[Website and app data records]
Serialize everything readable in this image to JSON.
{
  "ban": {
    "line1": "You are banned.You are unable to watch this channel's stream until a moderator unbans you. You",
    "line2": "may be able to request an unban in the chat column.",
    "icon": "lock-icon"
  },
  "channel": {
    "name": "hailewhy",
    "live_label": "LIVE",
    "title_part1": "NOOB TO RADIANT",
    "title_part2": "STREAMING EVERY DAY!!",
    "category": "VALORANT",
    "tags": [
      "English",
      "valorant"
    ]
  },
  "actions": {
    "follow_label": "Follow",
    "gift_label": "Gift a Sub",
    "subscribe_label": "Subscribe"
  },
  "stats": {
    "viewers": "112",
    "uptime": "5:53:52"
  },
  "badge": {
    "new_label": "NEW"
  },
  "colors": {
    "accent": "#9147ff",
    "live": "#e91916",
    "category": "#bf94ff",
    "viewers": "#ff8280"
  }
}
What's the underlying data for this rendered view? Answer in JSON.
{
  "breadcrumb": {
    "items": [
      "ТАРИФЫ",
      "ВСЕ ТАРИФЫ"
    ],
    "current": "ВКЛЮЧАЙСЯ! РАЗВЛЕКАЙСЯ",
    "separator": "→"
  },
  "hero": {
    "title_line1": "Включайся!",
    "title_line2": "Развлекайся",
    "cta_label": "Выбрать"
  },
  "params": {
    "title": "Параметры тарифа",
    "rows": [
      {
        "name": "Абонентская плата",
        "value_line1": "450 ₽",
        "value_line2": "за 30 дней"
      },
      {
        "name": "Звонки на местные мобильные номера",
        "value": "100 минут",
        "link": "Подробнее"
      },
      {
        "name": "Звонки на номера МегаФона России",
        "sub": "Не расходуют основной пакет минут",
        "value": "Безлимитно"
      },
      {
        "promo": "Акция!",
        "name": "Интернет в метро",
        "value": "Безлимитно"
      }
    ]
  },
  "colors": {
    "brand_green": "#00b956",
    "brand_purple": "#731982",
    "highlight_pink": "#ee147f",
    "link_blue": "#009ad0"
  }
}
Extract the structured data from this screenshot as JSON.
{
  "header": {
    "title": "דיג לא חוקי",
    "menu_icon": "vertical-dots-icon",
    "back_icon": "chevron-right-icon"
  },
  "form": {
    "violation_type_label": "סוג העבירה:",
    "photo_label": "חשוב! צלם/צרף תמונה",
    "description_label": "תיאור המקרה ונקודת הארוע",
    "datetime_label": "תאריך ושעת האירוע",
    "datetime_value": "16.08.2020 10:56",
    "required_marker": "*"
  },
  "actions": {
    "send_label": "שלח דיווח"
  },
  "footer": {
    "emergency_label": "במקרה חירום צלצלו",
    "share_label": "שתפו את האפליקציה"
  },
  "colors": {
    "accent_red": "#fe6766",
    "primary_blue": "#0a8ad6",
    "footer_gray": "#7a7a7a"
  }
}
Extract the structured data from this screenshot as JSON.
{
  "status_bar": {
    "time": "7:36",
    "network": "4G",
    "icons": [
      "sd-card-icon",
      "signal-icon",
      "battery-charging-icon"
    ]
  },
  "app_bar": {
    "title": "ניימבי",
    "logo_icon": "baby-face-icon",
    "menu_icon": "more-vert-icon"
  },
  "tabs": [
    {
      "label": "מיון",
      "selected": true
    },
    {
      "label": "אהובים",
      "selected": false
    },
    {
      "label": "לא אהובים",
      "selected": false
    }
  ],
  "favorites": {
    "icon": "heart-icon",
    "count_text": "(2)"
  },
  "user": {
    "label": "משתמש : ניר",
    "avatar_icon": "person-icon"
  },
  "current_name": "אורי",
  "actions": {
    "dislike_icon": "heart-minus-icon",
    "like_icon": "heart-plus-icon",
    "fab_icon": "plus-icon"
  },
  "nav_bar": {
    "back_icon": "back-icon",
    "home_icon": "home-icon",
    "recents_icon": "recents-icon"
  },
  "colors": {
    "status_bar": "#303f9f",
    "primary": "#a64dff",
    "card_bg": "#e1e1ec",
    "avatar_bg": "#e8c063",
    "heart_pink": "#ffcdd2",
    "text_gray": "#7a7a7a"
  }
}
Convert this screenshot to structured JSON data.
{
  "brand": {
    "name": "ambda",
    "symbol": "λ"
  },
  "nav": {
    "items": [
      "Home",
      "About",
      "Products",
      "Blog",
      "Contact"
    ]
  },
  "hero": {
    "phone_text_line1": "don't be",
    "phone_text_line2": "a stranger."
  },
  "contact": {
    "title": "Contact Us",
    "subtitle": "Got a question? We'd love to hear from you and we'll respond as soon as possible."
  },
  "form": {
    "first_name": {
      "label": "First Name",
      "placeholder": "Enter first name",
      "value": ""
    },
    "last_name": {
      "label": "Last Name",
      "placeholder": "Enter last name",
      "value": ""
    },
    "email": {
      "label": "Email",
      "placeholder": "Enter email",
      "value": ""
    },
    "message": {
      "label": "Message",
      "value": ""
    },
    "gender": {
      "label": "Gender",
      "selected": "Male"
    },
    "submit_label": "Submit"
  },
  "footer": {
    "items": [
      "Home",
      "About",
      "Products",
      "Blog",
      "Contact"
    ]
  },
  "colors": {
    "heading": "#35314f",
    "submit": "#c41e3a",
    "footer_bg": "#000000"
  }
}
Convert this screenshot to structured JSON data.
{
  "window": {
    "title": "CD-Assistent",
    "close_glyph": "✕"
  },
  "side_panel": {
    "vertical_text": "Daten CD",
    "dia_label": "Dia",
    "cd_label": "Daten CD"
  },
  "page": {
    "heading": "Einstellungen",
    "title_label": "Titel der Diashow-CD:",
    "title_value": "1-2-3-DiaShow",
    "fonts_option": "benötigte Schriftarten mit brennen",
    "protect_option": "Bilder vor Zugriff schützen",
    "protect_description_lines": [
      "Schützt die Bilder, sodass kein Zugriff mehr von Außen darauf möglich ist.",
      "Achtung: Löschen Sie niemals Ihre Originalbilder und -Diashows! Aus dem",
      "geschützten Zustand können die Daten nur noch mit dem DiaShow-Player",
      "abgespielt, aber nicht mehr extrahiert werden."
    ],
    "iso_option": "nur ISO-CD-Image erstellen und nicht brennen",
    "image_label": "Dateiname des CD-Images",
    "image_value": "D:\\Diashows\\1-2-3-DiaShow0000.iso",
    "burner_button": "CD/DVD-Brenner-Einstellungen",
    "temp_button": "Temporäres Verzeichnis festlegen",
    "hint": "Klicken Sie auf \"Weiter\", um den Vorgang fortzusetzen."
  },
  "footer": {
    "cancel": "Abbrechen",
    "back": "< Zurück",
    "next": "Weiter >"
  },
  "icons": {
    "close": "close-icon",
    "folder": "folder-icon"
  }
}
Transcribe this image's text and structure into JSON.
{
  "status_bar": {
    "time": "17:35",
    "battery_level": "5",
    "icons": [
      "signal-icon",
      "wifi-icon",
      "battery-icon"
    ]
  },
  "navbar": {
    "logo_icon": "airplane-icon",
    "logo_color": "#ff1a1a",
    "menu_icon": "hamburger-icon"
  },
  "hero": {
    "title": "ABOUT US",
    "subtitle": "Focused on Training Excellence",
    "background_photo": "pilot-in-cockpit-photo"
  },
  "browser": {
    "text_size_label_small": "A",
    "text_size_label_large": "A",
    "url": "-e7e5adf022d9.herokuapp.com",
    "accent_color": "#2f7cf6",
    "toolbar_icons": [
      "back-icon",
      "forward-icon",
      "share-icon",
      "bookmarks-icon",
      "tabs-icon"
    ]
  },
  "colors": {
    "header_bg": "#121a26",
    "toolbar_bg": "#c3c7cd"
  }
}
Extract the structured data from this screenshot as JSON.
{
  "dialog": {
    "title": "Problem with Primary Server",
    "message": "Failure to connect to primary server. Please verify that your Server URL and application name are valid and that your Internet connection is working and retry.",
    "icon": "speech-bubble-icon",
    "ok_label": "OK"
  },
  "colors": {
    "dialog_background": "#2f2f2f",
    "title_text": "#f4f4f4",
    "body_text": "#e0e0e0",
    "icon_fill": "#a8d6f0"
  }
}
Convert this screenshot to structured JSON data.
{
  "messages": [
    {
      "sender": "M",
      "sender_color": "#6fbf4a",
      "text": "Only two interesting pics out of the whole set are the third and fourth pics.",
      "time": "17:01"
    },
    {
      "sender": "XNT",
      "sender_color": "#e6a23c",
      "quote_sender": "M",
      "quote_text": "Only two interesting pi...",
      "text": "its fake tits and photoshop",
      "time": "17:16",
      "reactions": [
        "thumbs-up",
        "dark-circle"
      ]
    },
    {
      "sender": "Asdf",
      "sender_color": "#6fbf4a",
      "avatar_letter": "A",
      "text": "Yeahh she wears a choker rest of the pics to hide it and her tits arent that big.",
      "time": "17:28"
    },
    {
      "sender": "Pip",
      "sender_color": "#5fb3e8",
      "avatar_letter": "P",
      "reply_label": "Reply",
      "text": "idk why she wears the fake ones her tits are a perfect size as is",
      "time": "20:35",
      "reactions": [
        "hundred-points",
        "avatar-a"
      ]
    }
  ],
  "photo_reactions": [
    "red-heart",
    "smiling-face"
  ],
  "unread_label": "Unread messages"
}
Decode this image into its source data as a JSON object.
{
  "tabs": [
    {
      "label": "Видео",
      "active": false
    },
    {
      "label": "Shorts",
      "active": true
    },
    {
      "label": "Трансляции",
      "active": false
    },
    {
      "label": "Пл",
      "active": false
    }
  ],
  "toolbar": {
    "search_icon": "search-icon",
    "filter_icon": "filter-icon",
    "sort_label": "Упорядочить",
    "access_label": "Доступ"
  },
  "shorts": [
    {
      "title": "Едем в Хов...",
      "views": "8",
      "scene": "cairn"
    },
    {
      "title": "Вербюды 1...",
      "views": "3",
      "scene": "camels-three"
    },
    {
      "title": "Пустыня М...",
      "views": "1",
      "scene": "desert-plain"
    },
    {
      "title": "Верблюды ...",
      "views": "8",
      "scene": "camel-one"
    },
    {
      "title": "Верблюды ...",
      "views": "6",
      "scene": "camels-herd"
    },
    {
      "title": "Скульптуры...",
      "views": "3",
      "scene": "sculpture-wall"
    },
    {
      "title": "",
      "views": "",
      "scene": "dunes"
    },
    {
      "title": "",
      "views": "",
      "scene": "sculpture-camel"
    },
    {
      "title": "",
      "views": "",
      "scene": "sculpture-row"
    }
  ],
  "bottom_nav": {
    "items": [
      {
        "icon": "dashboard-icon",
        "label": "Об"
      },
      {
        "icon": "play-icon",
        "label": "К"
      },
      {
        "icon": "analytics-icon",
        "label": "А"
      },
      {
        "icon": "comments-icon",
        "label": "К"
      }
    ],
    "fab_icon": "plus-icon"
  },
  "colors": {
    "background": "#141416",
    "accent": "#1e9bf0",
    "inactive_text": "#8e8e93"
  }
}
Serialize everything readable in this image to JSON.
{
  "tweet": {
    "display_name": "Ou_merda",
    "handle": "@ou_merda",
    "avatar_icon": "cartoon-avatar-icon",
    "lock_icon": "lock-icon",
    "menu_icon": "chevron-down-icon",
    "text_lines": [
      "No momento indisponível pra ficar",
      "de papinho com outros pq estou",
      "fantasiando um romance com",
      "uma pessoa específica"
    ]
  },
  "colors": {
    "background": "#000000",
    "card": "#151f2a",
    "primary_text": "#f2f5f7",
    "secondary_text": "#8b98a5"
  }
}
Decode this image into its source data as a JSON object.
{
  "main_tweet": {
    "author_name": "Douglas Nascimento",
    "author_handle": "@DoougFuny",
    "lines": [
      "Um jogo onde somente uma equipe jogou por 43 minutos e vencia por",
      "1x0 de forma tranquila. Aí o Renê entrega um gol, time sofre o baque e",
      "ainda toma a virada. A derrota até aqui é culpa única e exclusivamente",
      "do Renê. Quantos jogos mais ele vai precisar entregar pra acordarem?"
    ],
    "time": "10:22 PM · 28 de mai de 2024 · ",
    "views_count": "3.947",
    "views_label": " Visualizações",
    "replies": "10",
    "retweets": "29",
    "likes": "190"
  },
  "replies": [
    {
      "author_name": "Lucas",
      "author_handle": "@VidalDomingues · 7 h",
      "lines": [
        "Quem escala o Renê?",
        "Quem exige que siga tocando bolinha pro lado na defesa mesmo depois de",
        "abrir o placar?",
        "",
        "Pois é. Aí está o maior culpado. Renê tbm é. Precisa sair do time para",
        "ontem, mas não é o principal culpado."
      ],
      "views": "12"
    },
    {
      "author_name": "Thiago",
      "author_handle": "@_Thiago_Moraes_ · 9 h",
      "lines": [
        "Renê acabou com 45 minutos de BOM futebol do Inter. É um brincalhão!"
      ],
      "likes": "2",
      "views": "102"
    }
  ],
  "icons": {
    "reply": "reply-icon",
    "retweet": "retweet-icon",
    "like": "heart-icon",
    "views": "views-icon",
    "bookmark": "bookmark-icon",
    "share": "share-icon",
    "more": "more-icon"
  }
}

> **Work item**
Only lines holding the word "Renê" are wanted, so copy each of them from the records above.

> **Problem solution**
      "1x0 de forma tranquila. Aí o Renê entrega um gol, time sofre o baque e",
      "do Renê. Quantos jogos mais ele vai precisar entregar pra acordarem?"
        "Quem escala o Renê?",
        "Pois é. Aí está o maior culpado. Renê tbm é. Precisa sair do time para",
        "Renê acabou com 45 minutos de BOM futebol do Inter. É um brincalhão!"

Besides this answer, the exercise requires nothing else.